The stickers have been up in the middle school since 2019 when students decided they wanted them in classrooms or offices. But they will now have to be taken down – a decision that has proven to be controversial to some.
"To be walking through your school and you see that sticker, it's a small token of a reminder that it's OK to be exactly who you are,” says Justine Evyn Saliski, of Garden State Equality.
Saliski says she is disappointed to hear the stickers are coming down after some parents complained.
Long Valley Superintendent Peter Turnamian said at a recent Board of Education meeting, "Two things that were of concern was the voluntary nature of how they were implemented and the idea that they did potentially expose us to appropriate criticism of point of view favoritism."
Saliski says favoritism is the opposite intention.
"By putting a sticker up, I don't think that's showing favoritism by any means. I think it's just showing that a student who happens to be an LGBTQ student is exactly the same as a student who isn't,” she says.
Saliski says it's supposed to offer inclusion to a group of children that are often targeted.
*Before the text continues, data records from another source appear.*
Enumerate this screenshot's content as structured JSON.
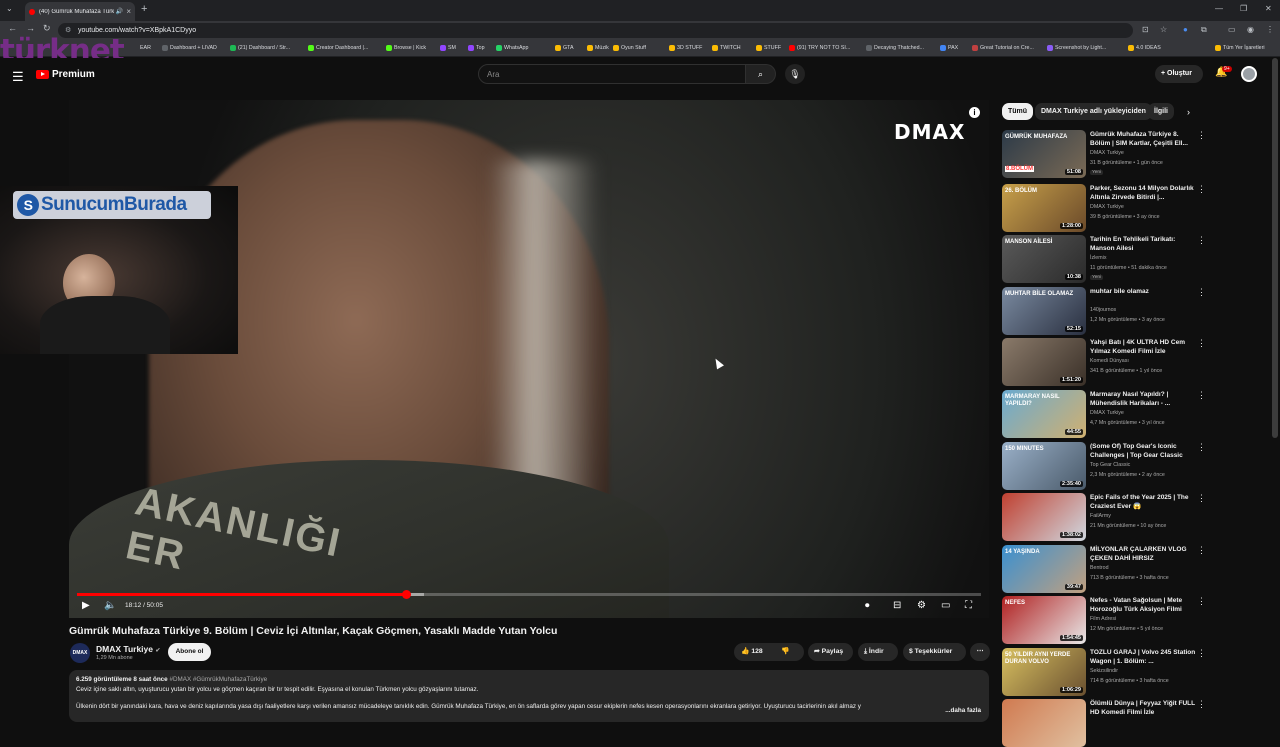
{
  "browser": {
    "tab_title": "(40) Gümrük Muhafaza Türk",
    "url": "youtube.com/watch?v=XBpkA1CDyyo",
    "bookmarks": [
      "Dashboard + LIVAD",
      "(21) Dashboard / Str...",
      "Creator Dashboard |...",
      "Browse | Kick",
      "SM",
      "Top",
      "WhatsApp",
      "GTA",
      "Müzik",
      "Oyun Stuff",
      "3D STUFF",
      "TWITCH",
      "STUFF",
      "(91) TRY NOT TO SI...",
      "Decaying Thatched...",
      "PAX",
      "Great Tutorial on Cre...",
      "Screenshot by Light...",
      "4.0 IDEAS",
      "Tüm Yer İşaretleri"
    ],
    "bookmark_prefix": "EAR"
  },
  "overlay": {
    "brand": "türknet",
    "banner": "SunucumBurada"
  },
  "header": {
    "logo": "Premium",
    "search_placeholder": "Ara",
    "create_label": "Oluştur",
    "notif_count": "9+"
  },
  "player": {
    "watermark": "DMAX",
    "shirt_text": "AKANLIĞI",
    "shirt_text2": "ER",
    "time": "18:12 / 50:05",
    "progress": 0.3636,
    "buffered": 0.3836
  },
  "video": {
    "title": "Gümrük Muhafaza Türkiye 9. Bölüm | Ceviz İçi Altınlar, Kaçak Göçmen, Yasaklı Madde Yutan Yolcu",
    "channel": "DMAX Turkiye",
    "channel_avatar": "DMAX",
    "subscribers": "1,29 Mn abone",
    "subscribe_label": "Abone ol",
    "likes": "128",
    "share_label": "Paylaş",
    "download_label": "İndir",
    "thanks_label": "Teşekkürler",
    "desc_meta": "6.259 görüntüleme  8 saat önce",
    "desc_tags": "#DMAX #GümrükMuhafazaTürkiye",
    "desc_line1": "Ceviz içine saklı altın, uyuşturucu yutan bir yolcu ve göçmen kaçıran bir tır tespit edilir. Eşyasına el konulan Türkmen yolcu gözyaşlarını tutamaz.",
    "desc_line2": "Ülkenin dört bir yanındaki kara, hava ve deniz kapılarında yasa dışı faaliyetlere karşı verilen amansız mücadeleye tanıklık edin. Gümrük Muhafaza Türkiye, en ön saflarda görev yapan cesur ekiplerin nefes kesen operasyonlarını ekranlara getiriyor. Uyuşturucu tacirlerinin akıl almaz y",
    "desc_more": "...daha fazla"
  },
  "chips": [
    "Tümü",
    "DMAX Turkiye adlı yükleyiciden",
    "İlgili"
  ],
  "recommendations": [
    {
      "title": "Gümrük Muhafaza Türkiye 8. Bölüm | SIM Kartlar, Çeşitli Ell...",
      "channel": "DMAX Turkiye",
      "meta": "31 B görüntüleme • 1 gün önce",
      "badge": "Yeni",
      "duration": "51:08",
      "thumb_text": "GÜMRÜK MUHAFAZA",
      "thumb_text2": "8.BÖLÜM",
      "c1": "#2c3a48",
      "c2": "#7a6a55"
    },
    {
      "title": "Parker, Sezonu 14 Milyon Dolarlık Altınla Zirvede Bitirdi |...",
      "channel": "DMAX Turkiye",
      "meta": "39 B görüntüleme • 3 ay önce",
      "badge": "",
      "duration": "1:28:00",
      "thumb_text": "26. BÖLÜM",
      "thumb_text2": "",
      "c1": "#c7a04a",
      "c2": "#6b4a2a"
    },
    {
      "title": "Tarihin En Tehlikeli Tarikatı: Manson Ailesi",
      "channel": "İzlemix",
      "meta": "11 görüntüleme • 51 dakika önce",
      "badge": "Yeni",
      "duration": "10:38",
      "thumb_text": "MANSON AİLESİ",
      "thumb_text2": "",
      "c1": "#5a5a5a",
      "c2": "#2a2a2a"
    },
    {
      "title": "muhtar bile olamaz",
      "channel": "140journos",
      "meta": "1,2 Mn görüntüleme • 3 ay önce",
      "badge": "",
      "duration": "52:15",
      "thumb_text": "MUHTAR BİLE OLAMAZ",
      "thumb_text2": "",
      "c1": "#7a8aa0",
      "c2": "#2a3040"
    },
    {
      "title": "Yahşi Batı | 4K ULTRA HD Cem Yılmaz Komedi Filmi İzle",
      "channel": "Komedi Dünyası",
      "meta": "341 B görüntüleme • 1 yıl önce",
      "badge": "",
      "duration": "1:51:20",
      "thumb_text": "",
      "thumb_text2": "",
      "c1": "#8a7a6a",
      "c2": "#3a3028"
    },
    {
      "title": "Marmaray Nasıl Yapıldı? | Mühendislik Harikaları - ...",
      "channel": "DMAX Turkiye",
      "meta": "4,7 Mn görüntüleme • 3 yıl önce",
      "badge": "",
      "duration": "44:55",
      "thumb_text": "MARMARAY NASIL YAPILDI?",
      "thumb_text2": "",
      "c1": "#6aaad0",
      "c2": "#d0b070"
    },
    {
      "title": "(Some Of) Top Gear's Iconic Challenges | Top Gear Classic",
      "channel": "Top Gear Classic",
      "meta": "2,3 Mn görüntüleme • 2 ay önce",
      "badge": "",
      "duration": "2:35:40",
      "thumb_text": "150 MINUTES",
      "thumb_text2": "",
      "c1": "#9ab0c8",
      "c2": "#4a5a6a"
    },
    {
      "title": "Epic Fails of the Year 2025 | The Craziest Ever 😱",
      "channel": "FailArmy",
      "meta": "21 Mn görüntüleme • 10 ay önce",
      "badge": "",
      "duration": "1:38:02",
      "thumb_text": "",
      "thumb_text2": "",
      "c1": "#c04030",
      "c2": "#d0d8e0"
    },
    {
      "title": "MİLYONLAR ÇALARKEN VLOG ÇEKEN DAHİ HIRSIZ",
      "channel": "Bentrod",
      "meta": "713 B görüntüleme • 3 hafta önce",
      "badge": "",
      "duration": "39:47",
      "thumb_text": "14 YAŞINDA",
      "thumb_text2": "",
      "c1": "#3a90d0",
      "c2": "#c0a080"
    },
    {
      "title": "Nefes - Vatan Sağolsun | Mete Horozoğlu Türk Aksiyon Filmi",
      "channel": "Film Adresi",
      "meta": "12 Mn görüntüleme • 5 yıl önce",
      "badge": "",
      "duration": "1:54:45",
      "thumb_text": "NEFES",
      "thumb_text2": "",
      "c1": "#b02020",
      "c2": "#e8e8e8"
    },
    {
      "title": "TOZLU GARAJ | Volvo 245 Station Wagon | 1. Bölüm: ...",
      "channel": "Sekizsilindir",
      "meta": "714 B görüntüleme • 3 hafta önce",
      "badge": "",
      "duration": "1:06:29",
      "thumb_text": "50 YILDIR AYNI YERDE DURAN VOLVO",
      "thumb_text2": "",
      "c1": "#d8c060",
      "c2": "#6a5030"
    },
    {
      "title": "Ölümlü Dünya | Feyyaz Yiğit FULL HD Komedi Filmi İzle",
      "channel": "",
      "meta": "",
      "badge": "",
      "duration": "",
      "thumb_text": "",
      "thumb_text2": "",
      "c1": "#d07a50",
      "c2": "#e0c0a0"
    }
  ]
}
The Human Rights Campaign states that students within the LGBTQ+ community are two times more likely to be bullied.
The New Jersey Education Association weighed in, saying that every child should feel safe and welcome, adding, "We believe that it helps everyone when that value is expressed clearly and unambiguously. Students seem to understand that instinctively. Some adults apparently still need to catch up. We will continue to advocate for equity, inclusion, and mutual understanding in all of our public schools."
In place of the rainbow stickers, the school will now hang images of the school’s panther mascot, with a message to encourage kindness.